We wrote yesterday about the chain reaction of bad reporting the New York Post set off this week when its reporters quoted anonymous sources alleging that Aaron Greene — one half of the couple arrested on Saturday after police found a weapons cache and explosives in their West Village apartment — had ties to Occupy Wall Street.
In the aftermath, both the Associated Press and Reuters repeated the Post’s claim, and it spread far and wide before the NYPD officially told reporters on the record that they don’t think Greene was involved in any political movements.
What we missed yesterday was that on January 2, a full two days after the Occupy link had already been debunked, CBS This Morning ran a segment doubling down on the false claim.
Reporter Seth Doane went so far as to bring on Mitchell Silber of K2 Intelligence, a corporate investigation firm, to make this stark (and wholly unsupported) pronouncement:
“The assumption was that the vast majority of people there were peaceful protestors but there was a more radical fringe element to the group and there was a concern that at some point they might turn to violence if they weren’t accomplishing their political aims.”
It’s unclear why CBS doesn’t bother to identify him as such, but well into 2012, Silber was the Director of the Analytic and Cyber Units in the NYPD’s controversial Intelligence Division, where he was associated with the division’s program of widespread surveillance of Muslim Americans.
So now we have a well-connected former bigwig in the NYPD’s Intelligence Division going on TV to talk about Greene in the context of the terrorist threat within Occupy Wall Street, two days after the NYPD has already officially backed off that assertion, which had come to the public’s awareness only because of anonymous sources (presumably within the NYPD) quoted in the Post. Huh.
Meanwhile, it turns out today that the Post was also wrong about the other detail it trumpeted in the opening sentence of the offending story on Greene: he didn’t go to Harvard either.
Gothamist, going above and beyond the call of journalistic duty, made the superhuman effort to pick up a telephone and painstakingly dial Harvard University to confirm Greene’s attendance there. What did the Harvard spokesman say?
“Aaron Greene did not attend Harvard Kennedy School, or Harvard undergrad.”
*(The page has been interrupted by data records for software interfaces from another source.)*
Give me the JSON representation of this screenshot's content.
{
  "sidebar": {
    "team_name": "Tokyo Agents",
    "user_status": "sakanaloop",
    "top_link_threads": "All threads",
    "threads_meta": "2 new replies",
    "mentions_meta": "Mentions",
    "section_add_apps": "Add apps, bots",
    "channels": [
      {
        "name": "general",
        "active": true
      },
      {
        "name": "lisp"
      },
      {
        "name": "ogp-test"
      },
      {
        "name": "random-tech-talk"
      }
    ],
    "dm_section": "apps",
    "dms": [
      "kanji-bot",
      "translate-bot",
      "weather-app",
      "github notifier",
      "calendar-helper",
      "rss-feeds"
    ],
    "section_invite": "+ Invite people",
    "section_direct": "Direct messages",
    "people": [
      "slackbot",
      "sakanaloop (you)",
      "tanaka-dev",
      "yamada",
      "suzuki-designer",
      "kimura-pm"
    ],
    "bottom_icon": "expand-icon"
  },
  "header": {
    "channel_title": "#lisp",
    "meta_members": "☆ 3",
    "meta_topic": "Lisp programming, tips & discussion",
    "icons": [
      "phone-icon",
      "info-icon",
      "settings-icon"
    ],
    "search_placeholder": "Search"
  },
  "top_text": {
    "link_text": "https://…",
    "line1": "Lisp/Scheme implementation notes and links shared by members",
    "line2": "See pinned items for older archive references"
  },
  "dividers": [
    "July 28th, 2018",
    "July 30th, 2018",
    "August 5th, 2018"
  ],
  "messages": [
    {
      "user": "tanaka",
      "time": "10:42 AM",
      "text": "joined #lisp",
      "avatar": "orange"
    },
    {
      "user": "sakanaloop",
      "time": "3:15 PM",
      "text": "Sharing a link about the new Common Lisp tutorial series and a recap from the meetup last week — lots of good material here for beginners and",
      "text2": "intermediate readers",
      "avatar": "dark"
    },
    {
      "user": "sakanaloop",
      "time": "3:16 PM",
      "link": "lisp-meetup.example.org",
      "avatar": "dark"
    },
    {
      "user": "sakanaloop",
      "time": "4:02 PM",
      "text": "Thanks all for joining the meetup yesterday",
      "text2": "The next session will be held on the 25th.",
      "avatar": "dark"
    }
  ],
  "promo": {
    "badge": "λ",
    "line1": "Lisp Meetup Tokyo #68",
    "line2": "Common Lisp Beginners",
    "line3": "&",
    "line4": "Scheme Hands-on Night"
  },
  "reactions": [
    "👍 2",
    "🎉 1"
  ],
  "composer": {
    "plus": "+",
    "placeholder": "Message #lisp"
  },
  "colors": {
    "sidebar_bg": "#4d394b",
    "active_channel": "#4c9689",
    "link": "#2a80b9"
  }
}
For those keeping track, that’s now two (2) factual errors in the Post’s first sentence, both falsely associating other people and institutions with criminals, both widely and uncritically repeated in the media and zero (0) corrections.
Keep it up, guys.